“In this program, the relationship is very important,” Esquivel said. “The staff member recruits willing individuals experiencing homelessness and takes them around town cleaning the city; this in partnership with Waste Management.”
Cadet Matilde Esparza said the El Cajon (California) Corps, which opened the East County Red Shield Community Center last year, has been busy helping people affected by both the pandemic and the Valley fires. In addition to supplying meals for seniors, food boxes, pet food and diapers, the corps provides children with books and toys “with the vision to encourage youth despite difficulties during the pandemic.”
Esparza expressed gratitude for those who help the corps support the community.
“It is a true blessing to see how 70 percent of all this process is most done by volunteers who are very dedicated to support The Salvation Army El Cajon Corps,” she said.
A lot is happening at the Santa Ana (California) Corps, where Cadet Nayeli Mercado is stationed. The corps is holding its Sunday service in the parking lot, with attendance averaging 150–200 people; the service is also available on Facebook. Several projects are underway: remodeling of the conference room, fellowship hall and nursery; and painting the red kettles.
Mercado said the corps is preparing for a double celebration: the kettle kickoff and the corps’ 50th anniversary. To raise funds, it’s planning a Mexican lunch.
“We will do two events—one on Nov. 8, more for the congregation, and the second for the community on Dec. 5,” she said. In both, we will sell tacos, and everything will be in the parking lot…to follow all the safety rules.”
Cadet Charles Copeland is serving at the Inglewood (California) Citadel Corps.
“We are a small congregation with a large recovery, veteran and senior population,” he said.
Currently, the corps is preparing for the holiday season. For Thanksgiving, it will continue its tradition of partnering with the LA Lakers and the Lakers Foundation to provide 300 holiday food baskets to local families, and for Christmas, it will continue with the Angel Tree program, Adopt-A-Family and the Red Kettle Campaign.
“We are looking forward to partnering opportunities in the community for the Rescue Christmas campaign,” Copeland said.
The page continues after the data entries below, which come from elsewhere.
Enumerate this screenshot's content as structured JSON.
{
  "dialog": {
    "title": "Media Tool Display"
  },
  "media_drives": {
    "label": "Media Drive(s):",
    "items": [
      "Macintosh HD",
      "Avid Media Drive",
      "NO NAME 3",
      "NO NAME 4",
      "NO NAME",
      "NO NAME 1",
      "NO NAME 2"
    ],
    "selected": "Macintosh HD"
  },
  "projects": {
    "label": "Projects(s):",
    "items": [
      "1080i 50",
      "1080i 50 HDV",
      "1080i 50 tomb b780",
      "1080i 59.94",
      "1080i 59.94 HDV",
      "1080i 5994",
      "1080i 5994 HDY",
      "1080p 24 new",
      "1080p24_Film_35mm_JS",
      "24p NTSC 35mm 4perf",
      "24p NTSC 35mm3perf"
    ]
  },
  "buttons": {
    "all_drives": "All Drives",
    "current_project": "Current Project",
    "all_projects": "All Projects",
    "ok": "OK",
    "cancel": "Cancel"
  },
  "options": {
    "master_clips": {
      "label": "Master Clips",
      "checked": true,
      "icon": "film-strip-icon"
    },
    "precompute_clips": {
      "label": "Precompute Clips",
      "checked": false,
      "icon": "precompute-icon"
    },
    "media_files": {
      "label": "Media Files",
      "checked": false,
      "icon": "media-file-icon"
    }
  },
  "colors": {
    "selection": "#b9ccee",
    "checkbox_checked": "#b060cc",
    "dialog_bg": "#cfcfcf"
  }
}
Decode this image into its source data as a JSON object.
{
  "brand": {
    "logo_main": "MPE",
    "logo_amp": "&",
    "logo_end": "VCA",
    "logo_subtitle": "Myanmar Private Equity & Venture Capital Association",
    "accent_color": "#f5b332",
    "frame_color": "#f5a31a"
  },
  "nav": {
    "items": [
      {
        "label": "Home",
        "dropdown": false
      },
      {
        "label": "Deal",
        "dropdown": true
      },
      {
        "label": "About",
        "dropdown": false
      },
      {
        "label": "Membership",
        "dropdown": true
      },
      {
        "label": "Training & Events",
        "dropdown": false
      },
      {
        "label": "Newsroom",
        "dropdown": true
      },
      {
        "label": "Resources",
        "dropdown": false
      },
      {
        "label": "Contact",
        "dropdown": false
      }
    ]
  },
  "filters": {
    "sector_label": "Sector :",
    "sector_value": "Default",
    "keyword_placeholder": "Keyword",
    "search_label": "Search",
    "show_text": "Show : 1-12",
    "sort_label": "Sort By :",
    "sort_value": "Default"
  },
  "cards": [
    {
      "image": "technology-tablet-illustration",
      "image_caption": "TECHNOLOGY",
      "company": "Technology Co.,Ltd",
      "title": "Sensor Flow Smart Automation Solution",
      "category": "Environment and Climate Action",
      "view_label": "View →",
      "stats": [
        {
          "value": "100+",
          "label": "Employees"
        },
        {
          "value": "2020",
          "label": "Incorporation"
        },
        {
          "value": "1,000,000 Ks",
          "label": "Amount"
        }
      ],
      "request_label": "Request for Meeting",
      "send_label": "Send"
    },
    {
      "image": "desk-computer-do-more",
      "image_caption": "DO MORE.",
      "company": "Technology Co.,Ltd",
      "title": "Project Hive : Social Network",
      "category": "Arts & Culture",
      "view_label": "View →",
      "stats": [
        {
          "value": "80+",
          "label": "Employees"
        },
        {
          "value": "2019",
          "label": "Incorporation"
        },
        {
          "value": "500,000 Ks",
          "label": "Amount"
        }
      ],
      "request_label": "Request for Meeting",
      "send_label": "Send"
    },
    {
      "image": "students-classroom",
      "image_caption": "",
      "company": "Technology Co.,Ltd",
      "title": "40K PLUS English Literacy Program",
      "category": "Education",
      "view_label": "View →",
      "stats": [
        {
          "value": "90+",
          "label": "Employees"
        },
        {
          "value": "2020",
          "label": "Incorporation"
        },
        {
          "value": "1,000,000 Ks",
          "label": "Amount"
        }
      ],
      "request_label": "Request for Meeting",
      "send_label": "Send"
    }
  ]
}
Meanwhile, the corps has had virtual success. “Online worship service viewing has reached record numbers, putting attendance into the thousands since the pandemic started,” he said.
Cadet Christopher Rockwell said he has been “extraordinarily blessed” in his assignment at the Lodi (California) Corps.
“I have grown profoundly and passionately in my recovery ministry here at the Lodi Hope Harbor emergency shelter,” he said. “I have been hosting 12-step Bible study meetings as time has allowed me to assist with corps ministry opportunities.”
He is looking forward to serving at the corp full-time during the Christmas season.
“The beauty is that God has placed me in the right corps, with delightful officers, and in a community that loves The Salvation Army and values our role here,” Rockwell said. “I have focused on growing my relationship with God as he provides me with a smooth balance of fieldwork combined with Crestmont schoolwork. I cannot express my joy enough, and it shows that God knows what I need when I need it by placing me here in a vibrant corps that serves a dynamic community.”
Here are the Fall/Christmas assignments for the Messengers of Grace:
Cadet Matilde Esparza—El Cajon Corps (California South)
Cadet Charles Copeland—Long Beach Citadel Corps (California South)
Cadet John Rodriguez Mercer—Redondo Beach Corps (California South)
Cadet Carl Esquivel—Riverside Corps (California South)
Cadet Andrielli Santos—San Pedro Corps (California South)
Cadet Nayeli Mercado—Santa Ana Temple Corps (California South)
Cadet Michele Dell’Olio—Chico (California) Corps (Del Oro)
Cadet Christopher Rockwell—Lodi (California) Corps (Del Oro)
Cadets Amber and Johnathan Herzog—Reno (Nevada) Corps (Del Oro)
Cadet Adi Sherman—Seattle Temple Corps (Northwest)
Cadets Jeff and Kristin Boyd—Tacoma (Washington) Corps (Northwest)
Cadet Melissa McQuade—Phoenix Kroc Center (Southwest Division)